▸ **PROBLEM TO SOLVE**:
When the string "File" occurs in a line of the records, show that line.
[INPUT — start]
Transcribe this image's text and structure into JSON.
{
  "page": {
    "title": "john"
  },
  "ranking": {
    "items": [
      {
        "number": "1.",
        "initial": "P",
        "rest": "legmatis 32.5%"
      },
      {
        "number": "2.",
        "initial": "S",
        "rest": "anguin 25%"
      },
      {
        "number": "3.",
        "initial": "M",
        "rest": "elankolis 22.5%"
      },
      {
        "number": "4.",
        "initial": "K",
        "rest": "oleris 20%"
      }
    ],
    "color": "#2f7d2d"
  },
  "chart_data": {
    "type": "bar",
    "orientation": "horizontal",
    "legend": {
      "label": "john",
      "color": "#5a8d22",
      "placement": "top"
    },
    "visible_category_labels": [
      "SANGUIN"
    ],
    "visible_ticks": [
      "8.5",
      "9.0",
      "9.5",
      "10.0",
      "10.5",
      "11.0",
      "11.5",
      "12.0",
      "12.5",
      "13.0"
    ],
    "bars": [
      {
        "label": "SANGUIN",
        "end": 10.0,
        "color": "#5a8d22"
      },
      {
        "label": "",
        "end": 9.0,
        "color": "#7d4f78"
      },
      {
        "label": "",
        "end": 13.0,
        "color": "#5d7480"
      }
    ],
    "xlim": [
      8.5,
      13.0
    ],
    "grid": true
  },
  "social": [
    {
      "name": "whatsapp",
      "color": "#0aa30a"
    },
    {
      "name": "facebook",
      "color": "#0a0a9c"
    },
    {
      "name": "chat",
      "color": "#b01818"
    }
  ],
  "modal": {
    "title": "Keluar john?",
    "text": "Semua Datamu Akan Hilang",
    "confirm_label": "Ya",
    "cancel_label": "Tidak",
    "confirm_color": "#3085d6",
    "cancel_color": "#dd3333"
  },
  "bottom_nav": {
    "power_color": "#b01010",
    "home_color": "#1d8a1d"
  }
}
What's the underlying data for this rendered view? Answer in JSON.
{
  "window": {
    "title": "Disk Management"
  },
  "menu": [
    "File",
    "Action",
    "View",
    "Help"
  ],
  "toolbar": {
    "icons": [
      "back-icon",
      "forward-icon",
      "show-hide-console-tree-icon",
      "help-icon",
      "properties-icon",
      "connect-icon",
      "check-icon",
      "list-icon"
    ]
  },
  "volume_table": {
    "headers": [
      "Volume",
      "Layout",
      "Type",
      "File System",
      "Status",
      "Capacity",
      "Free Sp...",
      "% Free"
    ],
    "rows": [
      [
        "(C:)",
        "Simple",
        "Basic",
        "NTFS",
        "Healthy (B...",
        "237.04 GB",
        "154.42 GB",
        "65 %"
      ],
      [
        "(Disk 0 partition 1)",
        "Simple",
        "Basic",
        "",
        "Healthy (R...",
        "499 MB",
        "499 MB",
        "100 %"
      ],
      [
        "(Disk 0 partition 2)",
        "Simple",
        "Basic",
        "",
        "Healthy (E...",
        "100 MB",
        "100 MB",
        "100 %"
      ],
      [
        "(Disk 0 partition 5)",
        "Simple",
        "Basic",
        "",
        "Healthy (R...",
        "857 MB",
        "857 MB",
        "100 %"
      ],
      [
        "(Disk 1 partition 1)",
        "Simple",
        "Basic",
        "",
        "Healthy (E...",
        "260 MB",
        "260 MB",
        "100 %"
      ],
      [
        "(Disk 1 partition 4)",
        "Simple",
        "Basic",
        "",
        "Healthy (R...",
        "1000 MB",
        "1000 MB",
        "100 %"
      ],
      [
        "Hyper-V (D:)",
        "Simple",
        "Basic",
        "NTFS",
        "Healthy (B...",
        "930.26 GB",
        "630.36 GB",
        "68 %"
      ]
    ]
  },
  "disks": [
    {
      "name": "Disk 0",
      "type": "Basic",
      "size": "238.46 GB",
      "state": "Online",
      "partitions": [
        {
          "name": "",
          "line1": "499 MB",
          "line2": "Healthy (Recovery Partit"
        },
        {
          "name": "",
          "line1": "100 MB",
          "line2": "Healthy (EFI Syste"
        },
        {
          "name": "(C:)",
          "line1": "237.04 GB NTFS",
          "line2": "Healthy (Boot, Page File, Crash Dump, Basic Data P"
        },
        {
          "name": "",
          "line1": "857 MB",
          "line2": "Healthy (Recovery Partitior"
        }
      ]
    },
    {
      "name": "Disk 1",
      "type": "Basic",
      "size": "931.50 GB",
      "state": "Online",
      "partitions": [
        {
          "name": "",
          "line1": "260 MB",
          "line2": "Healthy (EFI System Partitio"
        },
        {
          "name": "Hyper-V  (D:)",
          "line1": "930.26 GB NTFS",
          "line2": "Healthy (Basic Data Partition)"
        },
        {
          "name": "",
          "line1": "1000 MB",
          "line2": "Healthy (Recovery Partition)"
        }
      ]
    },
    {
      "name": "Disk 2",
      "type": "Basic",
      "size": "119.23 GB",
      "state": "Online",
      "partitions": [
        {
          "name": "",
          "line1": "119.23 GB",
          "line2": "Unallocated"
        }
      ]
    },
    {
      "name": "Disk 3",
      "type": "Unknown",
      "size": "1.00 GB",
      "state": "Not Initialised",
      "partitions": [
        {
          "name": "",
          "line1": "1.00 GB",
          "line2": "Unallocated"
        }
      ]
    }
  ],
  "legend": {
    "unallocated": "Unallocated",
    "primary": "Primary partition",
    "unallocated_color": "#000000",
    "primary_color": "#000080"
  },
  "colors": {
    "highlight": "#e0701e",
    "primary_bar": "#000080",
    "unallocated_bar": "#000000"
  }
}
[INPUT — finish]
▸ **SOLUTION TO THE EXERCISE**:
    "File",
      "File System",
          "line2": "Healthy (Boot, Page File, Crash Dump, Basic Data P"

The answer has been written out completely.